§ **EXERCISE DIRECTIONS**
Your task is to count the lines of the entries below that include the word "workers" and to give only the resulting number.

§ **INPUT**

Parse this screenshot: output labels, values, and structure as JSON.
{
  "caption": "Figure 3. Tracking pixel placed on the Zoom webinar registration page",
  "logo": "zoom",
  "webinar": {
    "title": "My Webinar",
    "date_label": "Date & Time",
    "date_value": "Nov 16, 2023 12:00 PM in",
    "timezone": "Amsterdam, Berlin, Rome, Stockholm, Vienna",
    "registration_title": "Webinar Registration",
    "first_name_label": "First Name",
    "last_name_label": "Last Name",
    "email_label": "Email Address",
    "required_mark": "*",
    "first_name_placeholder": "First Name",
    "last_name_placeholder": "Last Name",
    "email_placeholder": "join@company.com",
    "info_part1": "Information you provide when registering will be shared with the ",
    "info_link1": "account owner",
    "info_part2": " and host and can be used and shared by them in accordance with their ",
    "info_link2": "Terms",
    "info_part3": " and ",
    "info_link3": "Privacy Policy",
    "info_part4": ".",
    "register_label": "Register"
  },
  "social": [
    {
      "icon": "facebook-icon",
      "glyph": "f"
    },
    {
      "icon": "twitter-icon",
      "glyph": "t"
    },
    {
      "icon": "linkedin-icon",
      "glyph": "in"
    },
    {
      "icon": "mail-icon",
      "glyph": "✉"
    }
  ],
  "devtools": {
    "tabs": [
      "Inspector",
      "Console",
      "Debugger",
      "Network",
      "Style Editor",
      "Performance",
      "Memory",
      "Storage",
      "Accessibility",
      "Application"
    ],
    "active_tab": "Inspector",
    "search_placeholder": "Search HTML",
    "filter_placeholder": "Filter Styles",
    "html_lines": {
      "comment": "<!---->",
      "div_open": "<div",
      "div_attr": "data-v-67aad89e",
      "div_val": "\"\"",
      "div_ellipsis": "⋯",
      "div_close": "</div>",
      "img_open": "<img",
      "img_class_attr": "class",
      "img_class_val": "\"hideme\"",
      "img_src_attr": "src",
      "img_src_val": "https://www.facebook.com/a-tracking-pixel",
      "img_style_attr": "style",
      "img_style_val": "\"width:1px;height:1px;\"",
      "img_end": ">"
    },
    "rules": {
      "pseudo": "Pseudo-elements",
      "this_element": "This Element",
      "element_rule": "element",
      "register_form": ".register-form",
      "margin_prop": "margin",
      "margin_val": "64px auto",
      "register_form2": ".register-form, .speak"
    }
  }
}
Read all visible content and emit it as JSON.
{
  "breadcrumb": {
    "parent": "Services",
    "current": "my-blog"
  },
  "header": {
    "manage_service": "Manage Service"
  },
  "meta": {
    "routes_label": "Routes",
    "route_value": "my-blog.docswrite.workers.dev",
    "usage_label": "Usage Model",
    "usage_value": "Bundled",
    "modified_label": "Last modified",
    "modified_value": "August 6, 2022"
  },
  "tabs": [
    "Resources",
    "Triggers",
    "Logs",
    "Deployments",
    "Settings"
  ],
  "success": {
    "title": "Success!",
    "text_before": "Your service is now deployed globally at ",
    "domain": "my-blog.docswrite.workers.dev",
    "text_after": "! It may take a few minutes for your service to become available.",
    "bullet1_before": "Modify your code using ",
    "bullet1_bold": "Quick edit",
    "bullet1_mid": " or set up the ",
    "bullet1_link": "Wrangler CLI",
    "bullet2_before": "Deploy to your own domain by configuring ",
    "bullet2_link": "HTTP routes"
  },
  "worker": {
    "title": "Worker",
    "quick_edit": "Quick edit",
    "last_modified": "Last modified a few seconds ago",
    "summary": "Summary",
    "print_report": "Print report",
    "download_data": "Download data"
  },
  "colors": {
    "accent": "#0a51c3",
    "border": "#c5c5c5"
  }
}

§ **SOLUTION TO THIS TASK**
2